### Task statement
In the records below, find the line containing "Give me the". Output it and every line after it to the end, unchanged, with no pictures.

Dataset rows for apps and sites
Content starts

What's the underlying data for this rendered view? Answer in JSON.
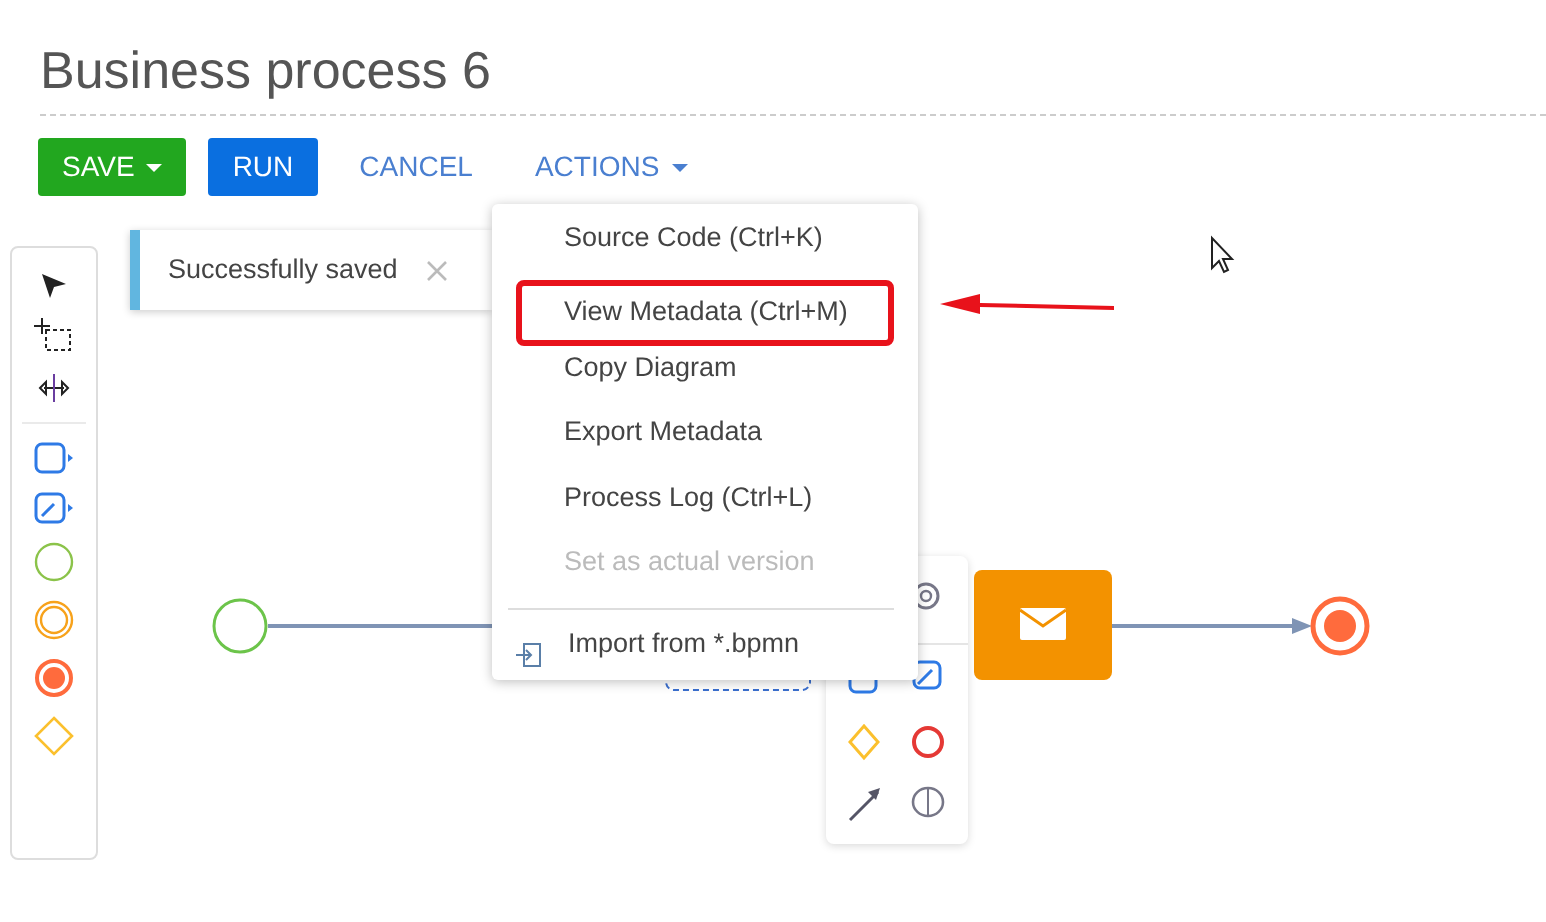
{
  "title": "Business process 6",
  "buttons": [
    {
      "label": "SAVE",
      "kind": "success",
      "dropdown": true
    },
    {
      "label": "RUN",
      "kind": "primary",
      "dropdown": false
    },
    {
      "label": "CANCEL",
      "kind": "link",
      "dropdown": false
    },
    {
      "label": "ACTIONS",
      "kind": "link",
      "dropdown": true
    }
  ],
  "toast": {
    "message": "Successfully saved"
  },
  "menu": [
    {
      "label": "Source Code (Ctrl+K)",
      "disabled": false,
      "highlighted": false
    },
    {
      "label": "View Metadata (Ctrl+M)",
      "disabled": false,
      "highlighted": true
    },
    {
      "label": "Copy Diagram",
      "disabled": false,
      "highlighted": false
    },
    {
      "label": "Export Metadata",
      "disabled": false,
      "highlighted": false
    },
    {
      "label": "Process Log (Ctrl+L)",
      "disabled": false,
      "highlighted": false
    },
    {
      "label": "Set as actual version",
      "disabled": true,
      "highlighted": false
    },
    {
      "label": "Import from *.bpmn",
      "disabled": false,
      "highlighted": false,
      "kind": "import"
    }
  ]
}
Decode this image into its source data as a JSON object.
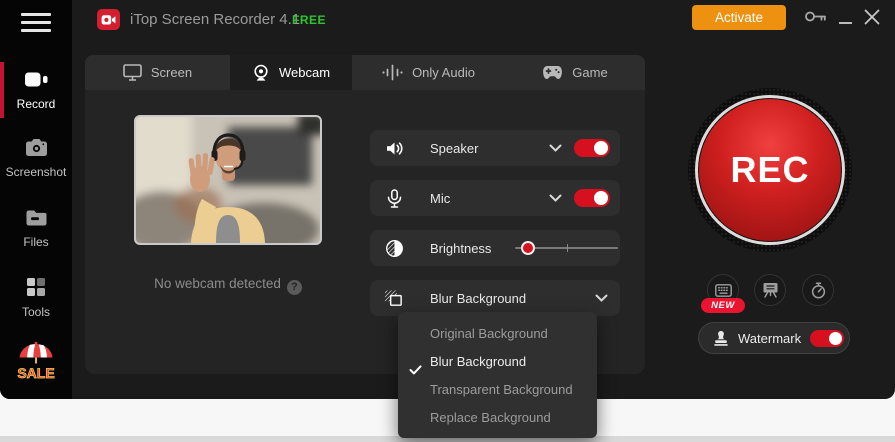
{
  "window": {
    "title": "iTop Screen Recorder 4.1",
    "license_badge": "FREE",
    "activate_label": "Activate"
  },
  "sidebar": {
    "items": [
      {
        "label": "Record",
        "icon": "video-camera",
        "active": true
      },
      {
        "label": "Screenshot",
        "icon": "photo-camera",
        "active": false
      },
      {
        "label": "Files",
        "icon": "folder",
        "active": false
      },
      {
        "label": "Tools",
        "icon": "grid",
        "active": false
      }
    ],
    "sale_text": "SALE"
  },
  "tabs": [
    {
      "label": "Screen",
      "icon": "monitor",
      "active": false
    },
    {
      "label": "Webcam",
      "icon": "webcam",
      "active": true
    },
    {
      "label": "Only Audio",
      "icon": "waveform",
      "active": false
    },
    {
      "label": "Game",
      "icon": "gamepad",
      "active": false
    }
  ],
  "webcam": {
    "status_text": "No webcam detected",
    "help_glyph": "?"
  },
  "controls": {
    "speaker": {
      "label": "Speaker",
      "enabled": true
    },
    "mic": {
      "label": "Mic",
      "enabled": true
    },
    "brightness": {
      "label": "Brightness",
      "value_percent": 12
    },
    "background": {
      "value": "Blur Background"
    }
  },
  "background_menu": {
    "items": [
      {
        "label": "Original Background",
        "selected": false
      },
      {
        "label": "Blur Background",
        "selected": true
      },
      {
        "label": "Transparent Background",
        "selected": false
      },
      {
        "label": "Replace Background",
        "selected": false
      }
    ]
  },
  "record": {
    "rec_label": "REC",
    "new_badge": "NEW",
    "watermark": {
      "label": "Watermark",
      "enabled": true
    }
  },
  "colors": {
    "accent_red": "#d6101f",
    "activate_orange": "#ee9110",
    "free_green": "#2dc52d",
    "rec_red": "#c01616",
    "new_badge_red": "#ea1430",
    "logo_red": "#d41f30"
  }
}
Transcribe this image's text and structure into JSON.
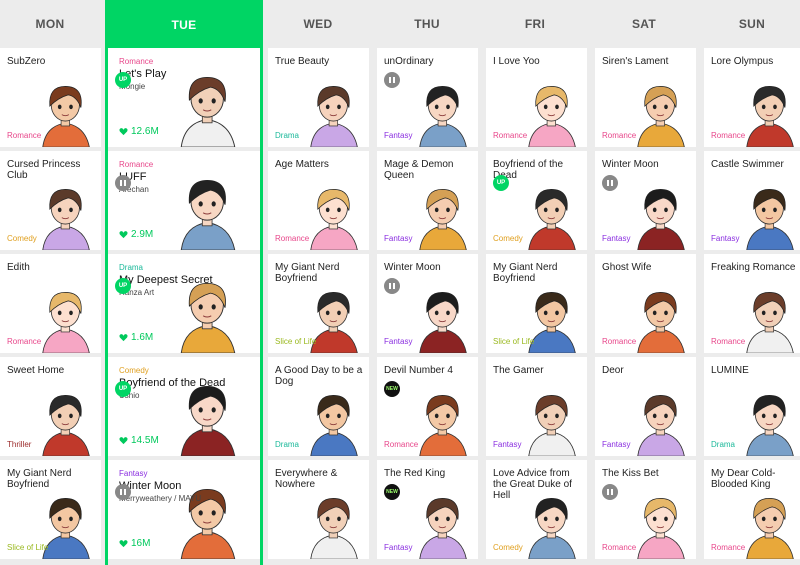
{
  "days": [
    {
      "label": "MON",
      "active": false
    },
    {
      "label": "TUE",
      "active": true
    },
    {
      "label": "WED",
      "active": false
    },
    {
      "label": "THU",
      "active": false
    },
    {
      "label": "FRI",
      "active": false
    },
    {
      "label": "SAT",
      "active": false
    },
    {
      "label": "SUN",
      "active": false
    }
  ],
  "colors": {
    "accent": "#00d564",
    "romance": "#e8478b",
    "drama": "#1bb99a",
    "fantasy": "#8a2ee0",
    "comedy": "#e0a020",
    "thriller": "#9c2b2b",
    "slice_of_life": "#9ab920"
  },
  "columns": {
    "mon": [
      {
        "title": "SubZero",
        "genre": "Romance",
        "badge": ""
      },
      {
        "title": "Cursed Princess Club",
        "genre": "Comedy",
        "badge": ""
      },
      {
        "title": "Edith",
        "genre": "Romance",
        "badge": ""
      },
      {
        "title": "Sweet Home",
        "genre": "Thriller",
        "badge": ""
      },
      {
        "title": "My Giant Nerd Boyfriend",
        "genre": "Slice of Life",
        "badge": ""
      }
    ],
    "tue": [
      {
        "genre": "Romance",
        "title": "Let's Play",
        "author": "Mongie",
        "badge": "UP",
        "likes": "12.6M"
      },
      {
        "genre": "Romance",
        "title": "LUFF",
        "author": "Arechan",
        "badge": "pause",
        "likes": "2.9M"
      },
      {
        "genre": "Drama",
        "title": "My Deepest Secret",
        "author": "Hanza Art",
        "badge": "UP",
        "likes": "1.6M"
      },
      {
        "genre": "Comedy",
        "title": "Boyfriend of the Dead",
        "author": "Ushio",
        "badge": "UP",
        "likes": "14.5M"
      },
      {
        "genre": "Fantasy",
        "title": "Winter Moon",
        "author": "Merryweathery / MAYU",
        "badge": "pause",
        "likes": "16M"
      }
    ],
    "wed": [
      {
        "title": "True Beauty",
        "genre": "Drama",
        "badge": ""
      },
      {
        "title": "Age Matters",
        "genre": "Romance",
        "badge": ""
      },
      {
        "title": "My Giant Nerd Boyfriend",
        "genre": "Slice of Life",
        "badge": ""
      },
      {
        "title": "A Good Day to be a Dog",
        "genre": "Drama",
        "badge": ""
      },
      {
        "title": "Everywhere & Nowhere",
        "genre": "",
        "badge": ""
      }
    ],
    "thu": [
      {
        "title": "unOrdinary",
        "genre": "Fantasy",
        "badge": "pause"
      },
      {
        "title": "Mage & Demon Queen",
        "genre": "Fantasy",
        "badge": ""
      },
      {
        "title": "Winter Moon",
        "genre": "Fantasy",
        "badge": "pause"
      },
      {
        "title": "Devil Number 4",
        "genre": "Romance",
        "badge": "NEW"
      },
      {
        "title": "The Red King",
        "genre": "Fantasy",
        "badge": "NEW"
      }
    ],
    "fri": [
      {
        "title": "I Love Yoo",
        "genre": "Romance",
        "badge": ""
      },
      {
        "title": "Boyfriend of the Dead",
        "genre": "Comedy",
        "badge": "UP"
      },
      {
        "title": "My Giant Nerd Boyfriend",
        "genre": "Slice of Life",
        "badge": ""
      },
      {
        "title": "The Gamer",
        "genre": "Fantasy",
        "badge": ""
      },
      {
        "title": "Love Advice from the Great Duke of Hell",
        "genre": "Comedy",
        "badge": ""
      }
    ],
    "sat": [
      {
        "title": "Siren's Lament",
        "genre": "Romance",
        "badge": ""
      },
      {
        "title": "Winter Moon",
        "genre": "Fantasy",
        "badge": "pause"
      },
      {
        "title": "Ghost Wife",
        "genre": "Romance",
        "badge": ""
      },
      {
        "title": "Deor",
        "genre": "Fantasy",
        "badge": ""
      },
      {
        "title": "The Kiss Bet",
        "genre": "Romance",
        "badge": "pause"
      }
    ],
    "sun": [
      {
        "title": "Lore Olympus",
        "genre": "Romance",
        "badge": ""
      },
      {
        "title": "Castle Swimmer",
        "genre": "Fantasy",
        "badge": ""
      },
      {
        "title": "Freaking Romance",
        "genre": "Romance",
        "badge": ""
      },
      {
        "title": "LUMINE",
        "genre": "Drama",
        "badge": ""
      },
      {
        "title": "My Dear Cold-Blooded King",
        "genre": "Romance",
        "badge": ""
      }
    ]
  }
}
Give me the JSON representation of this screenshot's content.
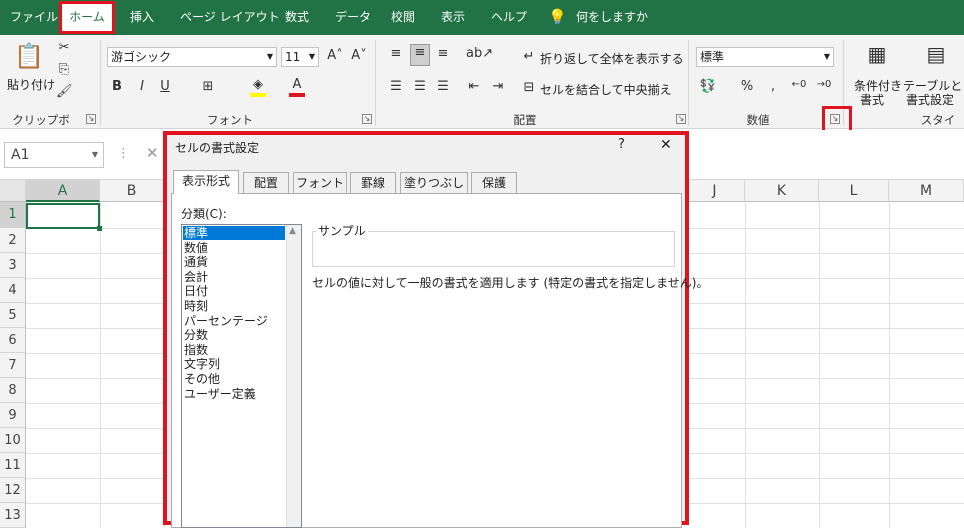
{
  "tabs": [
    "ファイル",
    "ホーム",
    "挿入",
    "ページ レイアウト",
    "数式",
    "データ",
    "校閲",
    "表示",
    "ヘルプ"
  ],
  "tell_me": "何をしますか",
  "ribbon": {
    "paste_label": "貼り付け",
    "font_name": "游ゴシック",
    "font_size": "11",
    "wrap_text": "折り返して全体を表示する",
    "merge_center": "セルを結合して中央揃え",
    "number_format": "標準",
    "cond_format_1": "条件付き",
    "cond_format_2": "書式",
    "table_format_1": "テーブルとして",
    "table_format_2": "書式設定",
    "groups": {
      "clipboard": "クリップボード",
      "font": "フォント",
      "alignment": "配置",
      "number": "数値",
      "styles": "スタイル"
    }
  },
  "formula_bar": {
    "name_box": "A1"
  },
  "sheet": {
    "columns": [
      "A",
      "B",
      "J",
      "K",
      "L",
      "M"
    ],
    "rows": [
      "1",
      "2",
      "3",
      "4",
      "5",
      "6",
      "7",
      "8",
      "9",
      "10",
      "11",
      "12",
      "13"
    ]
  },
  "dialog": {
    "title": "セルの書式設定",
    "help": "?",
    "close": "✕",
    "tabs": [
      "表示形式",
      "配置",
      "フォント",
      "罫線",
      "塗りつぶし",
      "保護"
    ],
    "category_label": "分類(C):",
    "categories": [
      "標準",
      "数値",
      "通貨",
      "会計",
      "日付",
      "時刻",
      "パーセンテージ",
      "分数",
      "指数",
      "文字列",
      "その他",
      "ユーザー定義"
    ],
    "sample_label": "サンプル",
    "description": "セルの値に対して一般の書式を適用します (特定の書式を指定しません)。"
  },
  "colors": {
    "excel_green": "#217346",
    "highlight": "#e0141e",
    "selection": "#0078d7"
  }
}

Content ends

### Solution to this problem
Give me the JSON representation of this screenshot's content.
{
  "tabs": [
    "ファイル",
    "ホーム",
    "挿入",
    "ページ レイアウト",
    "数式",
    "データ",
    "校閲",
    "表示",
    "ヘルプ"
  ],
  "tell_me": "何をしますか",
  "ribbon": {
    "paste_label": "貼り付け",
    "font_name": "游ゴシック",
    "font_size": "11",
    "wrap_text": "折り返して全体を表示する",
    "merge_center": "セルを結合して中央揃え",
    "number_format": "標準",
    "cond_format_1": "条件付き",
    "cond_format_2": "書式",
    "table_format_1": "テーブルとして",
    "table_format_2": "書式設定",
    "groups": {
      "clipboard": "クリップボード",
      "font": "フォント",
      "alignment": "配置",
      "number": "数値",
      "styles": "スタイル"
    }
  },
  "formula_bar": {
    "name_box": "A1"
  },
  "sheet": {
    "columns": [
      "A",
      "B",
      "J",
      "K",
      "L",
      "M"
    ],
    "rows": [
      "1",
      "2",
      "3",
      "4",
      "5",
      "6",
      "7",
      "8",
      "9",
      "10",
      "11",
      "12",
      "13"
    ]
  },
  "dialog": {
    "title": "セルの書式設定",
    "help": "?",
    "close": "✕",
    "tabs": [
      "表示形式",
      "配置",
      "フォント",
      "罫線",
      "塗りつぶし",
      "保護"
    ],
    "category_label": "分類(C):",
    "categories": [
      "標準",
      "数値",
      "通貨",
      "会計",
      "日付",
      "時刻",
      "パーセンテージ",
      "分数",
      "指数",
      "文字列",
      "その他",
      "ユーザー定義"
    ],
    "sample_label": "サンプル",
    "description": "セルの値に対して一般の書式を適用します (特定の書式を指定しません)。"
  },
  "colors": {
    "excel_green": "#217346",
    "highlight": "#e0141e",
    "selection": "#0078d7"
  }
}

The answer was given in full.